    yeah... because since the 60s, all NASA has done is launch probes to all of the planets, orbiters to a bunch of them, rovers on Mars, interstellar probes at the boundary of the solar system, ion drives, missions to asteroids... gee I sure wish we were still trying to put a couple of guys into low earth orbit.

    Because NASA GISS and JPL have done nothing in the last 40 years.

    If it weren't for JPL, flying would still be as expensive as it was in the 60's.

    You cant continually perform great feats with an ever shrinking budget.

    How does this crap get modded up.

  • Re:What NASA needs. (Score:4, Interesting)

    by Teancum ( 67324 ) <robert_horning AT netzero DOT net> on Monday September 24, 2012 @11:09PM (#41445823) Homepage Journal

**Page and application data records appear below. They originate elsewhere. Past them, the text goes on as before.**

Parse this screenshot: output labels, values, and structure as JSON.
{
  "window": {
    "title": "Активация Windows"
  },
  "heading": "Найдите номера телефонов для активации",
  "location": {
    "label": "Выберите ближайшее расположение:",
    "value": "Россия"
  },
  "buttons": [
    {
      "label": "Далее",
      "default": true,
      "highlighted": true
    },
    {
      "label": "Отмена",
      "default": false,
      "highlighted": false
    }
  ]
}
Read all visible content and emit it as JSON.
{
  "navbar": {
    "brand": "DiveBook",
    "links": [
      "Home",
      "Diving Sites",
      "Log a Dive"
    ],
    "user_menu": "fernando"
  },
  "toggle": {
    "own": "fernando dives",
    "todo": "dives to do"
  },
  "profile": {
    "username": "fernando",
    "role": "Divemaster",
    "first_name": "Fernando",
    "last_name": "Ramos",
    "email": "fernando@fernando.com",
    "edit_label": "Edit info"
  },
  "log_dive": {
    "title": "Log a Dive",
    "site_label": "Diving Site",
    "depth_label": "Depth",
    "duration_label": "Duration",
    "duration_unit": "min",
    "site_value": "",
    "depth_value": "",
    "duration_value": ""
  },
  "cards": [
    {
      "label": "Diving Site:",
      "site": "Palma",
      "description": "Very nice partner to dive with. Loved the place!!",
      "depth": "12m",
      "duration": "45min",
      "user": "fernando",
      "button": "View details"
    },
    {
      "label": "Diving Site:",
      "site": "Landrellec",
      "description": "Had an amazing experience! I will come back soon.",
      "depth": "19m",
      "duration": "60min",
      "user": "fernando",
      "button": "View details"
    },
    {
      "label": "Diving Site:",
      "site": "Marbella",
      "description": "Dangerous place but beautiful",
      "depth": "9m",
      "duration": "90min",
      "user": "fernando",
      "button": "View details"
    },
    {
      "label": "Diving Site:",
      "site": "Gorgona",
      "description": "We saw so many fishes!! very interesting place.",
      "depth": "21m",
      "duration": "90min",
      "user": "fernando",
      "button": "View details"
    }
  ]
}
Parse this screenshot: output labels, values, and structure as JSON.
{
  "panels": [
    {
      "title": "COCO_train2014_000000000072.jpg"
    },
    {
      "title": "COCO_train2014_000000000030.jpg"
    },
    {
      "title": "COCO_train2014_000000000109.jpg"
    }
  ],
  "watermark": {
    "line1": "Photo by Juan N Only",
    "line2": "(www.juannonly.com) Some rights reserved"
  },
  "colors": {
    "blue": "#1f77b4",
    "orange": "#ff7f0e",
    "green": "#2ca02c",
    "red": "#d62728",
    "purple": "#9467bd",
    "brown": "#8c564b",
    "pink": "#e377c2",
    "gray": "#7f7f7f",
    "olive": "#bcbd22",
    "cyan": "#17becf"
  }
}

    No, I said I would like a 20th Century management that was able to manage an empire of about 200 million people at a time when communications was really not that different than it is today in terms of getting messages around.

    State governments could certainly take care of nearly everything you are suggesting here as well, and what it needed to coordinate efforts between state governments can be facilitated with a very small bureaucracy that acts more as diplomats than overseers. Satellites can be provided by private businesses... and in fact mostly are anyway. Drug companies who put out a drug that kills people can be sued in court and held liable for their damages. It was a failure of courts to act which brought about the FDA.

    Oh, and weather forecasts were done with that federal bureaucracy back so many years ago, as were universities. Of course the universities were also operated by state governments and still are. And they were a whole lot cheaper to attend before the federal government screwed them up with too much money.

    So far you haven't given me a convincing argument, other than the fact that we have a standing army that seems to make a whole bunch of other countries pissed at us for having when we go off in misadventures all over the globe. The big government causes the problems we are facing that seems to be the justification for having the big government.

Mathemeticians stand on each other's shoulders while computer scientists stand on each other's toes. -- Richard Hamming